■ The task ■
Pull every line containing "JSON" from the entries.

Saved entries:
== == ==

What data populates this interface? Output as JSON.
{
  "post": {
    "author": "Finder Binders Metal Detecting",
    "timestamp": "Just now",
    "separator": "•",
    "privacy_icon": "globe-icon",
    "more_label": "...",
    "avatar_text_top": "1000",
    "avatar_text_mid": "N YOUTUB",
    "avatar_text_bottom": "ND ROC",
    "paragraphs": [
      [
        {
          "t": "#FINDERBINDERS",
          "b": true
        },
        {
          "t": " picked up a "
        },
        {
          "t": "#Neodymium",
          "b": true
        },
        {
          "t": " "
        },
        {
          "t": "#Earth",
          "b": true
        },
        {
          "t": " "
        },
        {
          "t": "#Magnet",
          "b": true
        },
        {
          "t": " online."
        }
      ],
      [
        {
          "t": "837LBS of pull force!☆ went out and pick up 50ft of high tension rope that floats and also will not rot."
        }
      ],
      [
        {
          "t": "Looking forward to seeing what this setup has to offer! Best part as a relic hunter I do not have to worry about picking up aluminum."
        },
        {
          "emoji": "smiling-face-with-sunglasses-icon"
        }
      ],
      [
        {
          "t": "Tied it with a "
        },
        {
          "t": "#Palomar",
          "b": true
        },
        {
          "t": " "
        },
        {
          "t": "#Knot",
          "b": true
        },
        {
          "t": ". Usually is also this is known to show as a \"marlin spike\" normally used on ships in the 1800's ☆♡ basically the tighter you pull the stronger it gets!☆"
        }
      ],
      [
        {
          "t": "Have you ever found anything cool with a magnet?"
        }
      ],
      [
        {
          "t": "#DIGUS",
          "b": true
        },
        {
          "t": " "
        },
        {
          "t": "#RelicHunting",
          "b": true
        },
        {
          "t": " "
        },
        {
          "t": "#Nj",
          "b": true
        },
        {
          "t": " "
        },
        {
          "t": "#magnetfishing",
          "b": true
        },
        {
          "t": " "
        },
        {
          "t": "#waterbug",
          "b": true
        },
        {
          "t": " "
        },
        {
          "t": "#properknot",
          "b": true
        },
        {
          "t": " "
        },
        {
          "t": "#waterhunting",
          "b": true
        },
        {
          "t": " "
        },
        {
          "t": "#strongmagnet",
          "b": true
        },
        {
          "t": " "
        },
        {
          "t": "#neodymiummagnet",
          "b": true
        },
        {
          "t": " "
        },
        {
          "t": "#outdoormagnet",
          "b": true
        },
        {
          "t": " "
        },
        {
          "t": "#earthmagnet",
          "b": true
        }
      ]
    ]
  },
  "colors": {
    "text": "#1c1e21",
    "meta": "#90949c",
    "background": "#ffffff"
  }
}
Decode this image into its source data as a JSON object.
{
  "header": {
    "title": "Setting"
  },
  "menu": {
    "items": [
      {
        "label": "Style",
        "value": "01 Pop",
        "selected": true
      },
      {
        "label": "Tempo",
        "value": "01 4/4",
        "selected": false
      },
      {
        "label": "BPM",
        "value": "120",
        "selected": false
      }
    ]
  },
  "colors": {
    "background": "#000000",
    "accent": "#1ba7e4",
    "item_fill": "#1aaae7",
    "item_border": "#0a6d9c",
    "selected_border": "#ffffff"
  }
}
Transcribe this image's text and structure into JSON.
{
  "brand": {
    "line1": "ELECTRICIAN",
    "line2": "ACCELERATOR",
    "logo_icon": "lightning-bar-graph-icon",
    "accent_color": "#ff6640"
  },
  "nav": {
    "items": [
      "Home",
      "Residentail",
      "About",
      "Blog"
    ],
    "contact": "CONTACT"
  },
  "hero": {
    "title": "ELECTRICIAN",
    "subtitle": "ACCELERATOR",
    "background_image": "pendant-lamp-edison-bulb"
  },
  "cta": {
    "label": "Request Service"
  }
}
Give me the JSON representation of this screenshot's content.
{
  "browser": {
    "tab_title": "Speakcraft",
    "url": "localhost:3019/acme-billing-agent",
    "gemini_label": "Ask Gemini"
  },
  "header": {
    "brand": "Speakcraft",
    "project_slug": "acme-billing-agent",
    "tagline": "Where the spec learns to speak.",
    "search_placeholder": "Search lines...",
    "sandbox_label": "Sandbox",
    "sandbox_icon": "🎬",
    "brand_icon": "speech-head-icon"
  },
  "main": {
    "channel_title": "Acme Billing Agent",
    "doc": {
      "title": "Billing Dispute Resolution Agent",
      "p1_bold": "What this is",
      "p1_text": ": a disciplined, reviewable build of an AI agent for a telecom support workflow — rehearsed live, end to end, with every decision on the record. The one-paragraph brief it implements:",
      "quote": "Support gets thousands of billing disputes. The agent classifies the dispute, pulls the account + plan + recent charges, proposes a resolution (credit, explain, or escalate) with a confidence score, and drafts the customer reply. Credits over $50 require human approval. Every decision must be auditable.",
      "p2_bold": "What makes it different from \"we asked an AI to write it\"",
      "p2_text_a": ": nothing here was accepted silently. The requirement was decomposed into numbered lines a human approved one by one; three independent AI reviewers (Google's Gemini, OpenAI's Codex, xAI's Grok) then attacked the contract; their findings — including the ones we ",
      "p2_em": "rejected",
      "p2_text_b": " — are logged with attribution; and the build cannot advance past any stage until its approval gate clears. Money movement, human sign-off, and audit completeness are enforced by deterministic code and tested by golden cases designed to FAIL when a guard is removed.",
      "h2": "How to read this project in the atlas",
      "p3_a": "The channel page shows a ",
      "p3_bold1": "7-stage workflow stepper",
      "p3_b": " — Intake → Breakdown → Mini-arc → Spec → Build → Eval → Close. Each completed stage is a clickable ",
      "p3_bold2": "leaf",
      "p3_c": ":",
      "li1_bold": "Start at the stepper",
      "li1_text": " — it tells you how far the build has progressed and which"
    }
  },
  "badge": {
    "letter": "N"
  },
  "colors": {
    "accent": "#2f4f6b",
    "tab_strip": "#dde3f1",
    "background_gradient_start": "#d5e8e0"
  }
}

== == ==

■ Solution below ■
What data populates this interface? Output as JSON.
Decode this image into its source data as a JSON object.
Transcribe this image's text and structure into JSON.
Give me the JSON representation of this screenshot's content.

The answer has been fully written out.